The first few chapters of Prince of Thorns quite surprised me. What a cruel and weird book, I thought. The main characters are cruel people doing cruel deeds and laughing about it. It reminded me of A Clockwork Orange. I started to wonder whether this was going to grip me or annoy me, but the writing was crisp and the chapters were short and I was drawn in.
Lawrence presents the reader with a challenge: his main character is a psychopath, and we follow the story through his eyes. You either get annoyed, insulted, or watch in fascinated horror. Prince Jorg of Ancrath, 14 years of age, is surely evil. He is an enfant terrible who grabs you by the throat if he feels disrespected. He always pushes back, no matter what, and in every conversation he struggles with an urge to whip out his knife and murder someone. At one point, he was faced with a monster and felt scared momentarily, but then he got angry for feeling scared and he jumped forward to make the monster startle. That’s the character in a nutshell.
Reading this book is like watching a train wreck. It is horrible, but you can’t look away. And afterwards you feel dirty. After the first third of the book I was starting to lose interest because there were no characters to root for because everyone is an asshole, but the book is written and read so swiftly that I still read on, and after a while you begin to expect horrible things to happen. You read about a conversation in which Prince Jorg is ignored or disrespected and you just know that when you flip the page, something outrageous will happen.
You either start hoping for Jorg to flip out, or you throw the book away in disgust.
Lawrence’s writing style is what saved this book for me. His fast-paced style drew me in and kept me reading. It’s fast, sharp and no-nonsense, much like his merciless main character. Shocking decisions are made in the moment, action follows immediately, and most of the action and dialogue is quite good. If it had been only a little bit slower, the “edginess” of following a monstrous character would not have kept my interest. Later in the book, Jorg’s character starts changing a bit, because of reasons.

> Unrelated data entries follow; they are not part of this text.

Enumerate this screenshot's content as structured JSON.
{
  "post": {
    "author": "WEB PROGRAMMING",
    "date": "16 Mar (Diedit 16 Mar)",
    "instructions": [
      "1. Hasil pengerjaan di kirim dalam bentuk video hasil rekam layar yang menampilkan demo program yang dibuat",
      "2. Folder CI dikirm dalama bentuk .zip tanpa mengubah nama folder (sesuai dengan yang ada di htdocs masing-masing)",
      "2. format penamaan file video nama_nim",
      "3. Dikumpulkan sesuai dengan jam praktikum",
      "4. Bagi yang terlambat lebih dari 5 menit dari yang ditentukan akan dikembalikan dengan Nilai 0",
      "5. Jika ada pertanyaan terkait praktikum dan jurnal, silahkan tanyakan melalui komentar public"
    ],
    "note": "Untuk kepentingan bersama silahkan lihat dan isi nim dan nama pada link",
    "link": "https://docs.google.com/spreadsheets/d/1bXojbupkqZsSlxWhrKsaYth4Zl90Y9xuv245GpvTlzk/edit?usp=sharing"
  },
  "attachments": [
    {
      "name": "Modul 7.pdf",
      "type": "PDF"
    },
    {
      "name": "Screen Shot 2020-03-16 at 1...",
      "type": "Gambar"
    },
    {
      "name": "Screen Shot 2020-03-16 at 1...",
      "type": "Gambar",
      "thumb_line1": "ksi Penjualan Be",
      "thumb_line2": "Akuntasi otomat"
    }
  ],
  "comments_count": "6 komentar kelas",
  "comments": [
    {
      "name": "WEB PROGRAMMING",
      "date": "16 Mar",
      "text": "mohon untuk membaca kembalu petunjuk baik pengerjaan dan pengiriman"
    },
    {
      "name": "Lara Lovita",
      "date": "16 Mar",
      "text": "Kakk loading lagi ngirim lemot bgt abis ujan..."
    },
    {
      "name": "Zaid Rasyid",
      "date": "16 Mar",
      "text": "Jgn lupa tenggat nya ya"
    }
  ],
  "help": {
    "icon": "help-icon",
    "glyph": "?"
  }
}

And not only is it fast, Lawrence’s style has a melodious flow to it. His prose is eminently readable, so much so that this first book immediately propels him to the upper regions of prose stylists of the fantasy genre.
In short, if you can stomach the first 100 pages of brutality for shock value and you haven’t discarded the book in disgust by then, then you’ll receive a treasure of wonderful sing-song prose, fast plotting and stunning action.
Review of part 2: King of Thorns